The Digital History Fellows occupy a fairly unique role amongst the many graduate students currently studying in the humanities. We have been given research stipends to support the growth of our research capabilities, with particular emphasis on digital research methods. Because we are attached to the RRCHNM, our concentrated efforts are focused on specific projects, to which we contribute time and energy while developing digital methods and skills. We and the center benefit from the symbiotic relationship.
My first introduction to the Center for History and New Media happened without my even realizing it. As a graduate student at Gallaudet University, a professor urgently encouraged us to begin using Zotero and as I rounded the corner on two Masters theses, the value of this tool was not lost on me. Only after I had begun the process of applying to history programs did I realize that my favorite citation tool had its origins here at George Mason University and CHNM.
Prior to arriving at George Mason University, I had some experience with Digital History and as a result was familiar with the Roy Rosenzweig Center for History and New Media (RRCHNM). I earned my masters degree at California State University San Marcos where I took several digital history courses. It was in these courses that I first became familiar with RRCHNM and the digital history projects that it had created. Looking at the center from the outside, it was hard to get a grasp on exactly how it operated and what kinds of things went on in the center on a daily basis.
As a Master’s student studying public history at the University of Central Florida, I often heard much about the Roy Rosenzweig Center for History and New Media. I utilized several of their projects for my own research and exhibits! Who knew that my next step would be to work in the Center for my PhD at George Mason University?

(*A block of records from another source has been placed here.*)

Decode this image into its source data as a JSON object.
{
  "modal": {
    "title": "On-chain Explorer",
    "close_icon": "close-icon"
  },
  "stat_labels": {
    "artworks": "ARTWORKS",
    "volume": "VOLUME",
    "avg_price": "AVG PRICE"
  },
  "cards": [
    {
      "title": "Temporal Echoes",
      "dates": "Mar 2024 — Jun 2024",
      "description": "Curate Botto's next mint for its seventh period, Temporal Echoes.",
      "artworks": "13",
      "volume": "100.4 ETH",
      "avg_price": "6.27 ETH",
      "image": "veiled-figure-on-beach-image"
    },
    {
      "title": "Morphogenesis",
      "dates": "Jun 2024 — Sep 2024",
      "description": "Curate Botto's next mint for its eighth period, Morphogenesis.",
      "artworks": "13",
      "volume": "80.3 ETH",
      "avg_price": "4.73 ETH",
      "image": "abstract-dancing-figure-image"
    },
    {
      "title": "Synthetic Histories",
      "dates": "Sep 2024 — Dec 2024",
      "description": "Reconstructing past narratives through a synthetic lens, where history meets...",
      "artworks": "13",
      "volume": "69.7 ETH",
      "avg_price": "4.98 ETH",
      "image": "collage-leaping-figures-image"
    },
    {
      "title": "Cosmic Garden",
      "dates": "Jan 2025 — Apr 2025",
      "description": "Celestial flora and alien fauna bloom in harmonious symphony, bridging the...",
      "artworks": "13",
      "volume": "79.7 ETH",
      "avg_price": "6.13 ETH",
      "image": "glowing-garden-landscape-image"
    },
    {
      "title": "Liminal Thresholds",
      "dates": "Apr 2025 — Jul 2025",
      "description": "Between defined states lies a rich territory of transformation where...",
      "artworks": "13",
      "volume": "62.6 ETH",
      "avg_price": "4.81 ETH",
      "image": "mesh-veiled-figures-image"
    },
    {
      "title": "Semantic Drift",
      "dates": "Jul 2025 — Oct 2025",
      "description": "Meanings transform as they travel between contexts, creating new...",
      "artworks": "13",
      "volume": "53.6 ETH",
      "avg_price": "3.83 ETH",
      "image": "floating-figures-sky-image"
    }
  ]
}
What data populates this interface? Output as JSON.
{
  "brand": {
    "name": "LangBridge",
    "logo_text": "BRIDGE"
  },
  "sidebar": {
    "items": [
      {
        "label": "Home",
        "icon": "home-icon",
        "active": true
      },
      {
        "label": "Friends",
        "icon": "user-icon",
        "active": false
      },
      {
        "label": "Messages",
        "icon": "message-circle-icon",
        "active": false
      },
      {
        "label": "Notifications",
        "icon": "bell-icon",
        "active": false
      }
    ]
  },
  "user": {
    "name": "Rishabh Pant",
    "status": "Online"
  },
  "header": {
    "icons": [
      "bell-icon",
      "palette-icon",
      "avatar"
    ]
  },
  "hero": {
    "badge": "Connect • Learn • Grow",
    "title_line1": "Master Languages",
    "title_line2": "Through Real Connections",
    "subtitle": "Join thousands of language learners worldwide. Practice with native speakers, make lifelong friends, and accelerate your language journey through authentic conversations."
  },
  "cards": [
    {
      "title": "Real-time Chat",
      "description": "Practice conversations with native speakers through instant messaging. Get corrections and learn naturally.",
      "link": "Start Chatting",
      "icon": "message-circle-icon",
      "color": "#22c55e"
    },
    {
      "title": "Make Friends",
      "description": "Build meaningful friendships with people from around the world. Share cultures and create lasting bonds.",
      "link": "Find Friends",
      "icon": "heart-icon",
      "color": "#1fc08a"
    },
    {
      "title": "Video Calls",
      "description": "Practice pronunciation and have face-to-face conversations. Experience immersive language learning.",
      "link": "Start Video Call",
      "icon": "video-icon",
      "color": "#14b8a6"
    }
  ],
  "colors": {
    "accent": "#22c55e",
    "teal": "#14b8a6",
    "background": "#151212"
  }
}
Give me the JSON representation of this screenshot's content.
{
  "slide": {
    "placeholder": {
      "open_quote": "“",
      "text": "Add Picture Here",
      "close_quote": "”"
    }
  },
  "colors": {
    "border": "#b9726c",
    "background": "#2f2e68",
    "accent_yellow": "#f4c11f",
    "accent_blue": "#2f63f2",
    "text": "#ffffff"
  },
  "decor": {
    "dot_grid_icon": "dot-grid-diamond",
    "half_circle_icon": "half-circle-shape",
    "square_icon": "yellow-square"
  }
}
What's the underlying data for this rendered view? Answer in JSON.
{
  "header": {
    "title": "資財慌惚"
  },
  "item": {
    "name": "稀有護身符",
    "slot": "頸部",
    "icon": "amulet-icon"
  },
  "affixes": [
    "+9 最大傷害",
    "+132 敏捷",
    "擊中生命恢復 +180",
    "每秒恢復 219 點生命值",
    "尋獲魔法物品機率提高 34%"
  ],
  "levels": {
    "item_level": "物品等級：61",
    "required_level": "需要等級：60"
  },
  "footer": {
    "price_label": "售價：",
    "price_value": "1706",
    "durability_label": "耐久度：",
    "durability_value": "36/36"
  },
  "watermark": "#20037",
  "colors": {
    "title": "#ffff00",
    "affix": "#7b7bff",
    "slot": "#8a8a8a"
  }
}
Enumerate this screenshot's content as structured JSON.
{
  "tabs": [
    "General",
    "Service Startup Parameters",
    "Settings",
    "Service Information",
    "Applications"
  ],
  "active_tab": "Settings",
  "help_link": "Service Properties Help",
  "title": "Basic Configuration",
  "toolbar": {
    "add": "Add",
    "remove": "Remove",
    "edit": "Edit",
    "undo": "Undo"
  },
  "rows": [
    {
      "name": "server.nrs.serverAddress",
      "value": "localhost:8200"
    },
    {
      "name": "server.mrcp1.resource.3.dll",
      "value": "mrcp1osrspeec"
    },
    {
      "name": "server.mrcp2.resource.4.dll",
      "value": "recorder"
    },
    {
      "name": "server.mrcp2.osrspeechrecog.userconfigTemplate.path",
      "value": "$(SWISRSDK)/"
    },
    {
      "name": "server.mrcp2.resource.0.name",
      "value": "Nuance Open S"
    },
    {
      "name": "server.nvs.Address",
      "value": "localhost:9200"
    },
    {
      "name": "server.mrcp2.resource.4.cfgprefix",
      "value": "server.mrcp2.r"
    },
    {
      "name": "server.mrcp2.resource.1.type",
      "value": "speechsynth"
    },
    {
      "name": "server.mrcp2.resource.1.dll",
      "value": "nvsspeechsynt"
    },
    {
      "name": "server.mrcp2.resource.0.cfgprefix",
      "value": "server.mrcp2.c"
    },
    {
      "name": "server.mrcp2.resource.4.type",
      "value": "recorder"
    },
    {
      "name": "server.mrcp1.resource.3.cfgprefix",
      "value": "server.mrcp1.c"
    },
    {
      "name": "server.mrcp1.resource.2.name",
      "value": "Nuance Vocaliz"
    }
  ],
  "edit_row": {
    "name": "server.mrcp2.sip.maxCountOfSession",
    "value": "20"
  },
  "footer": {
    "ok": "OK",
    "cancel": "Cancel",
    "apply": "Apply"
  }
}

Before beginning the Papers of the War Department rotation, I was mostly interested in learning about the archive itself, how the content was collected, and about the process of managing volunteers for crowdsource transcriptions. As someone who studies the history of South Africa, and who knows little about the American Revolution, I did not expect to find much content that would be particularly applicable to my own research or interests.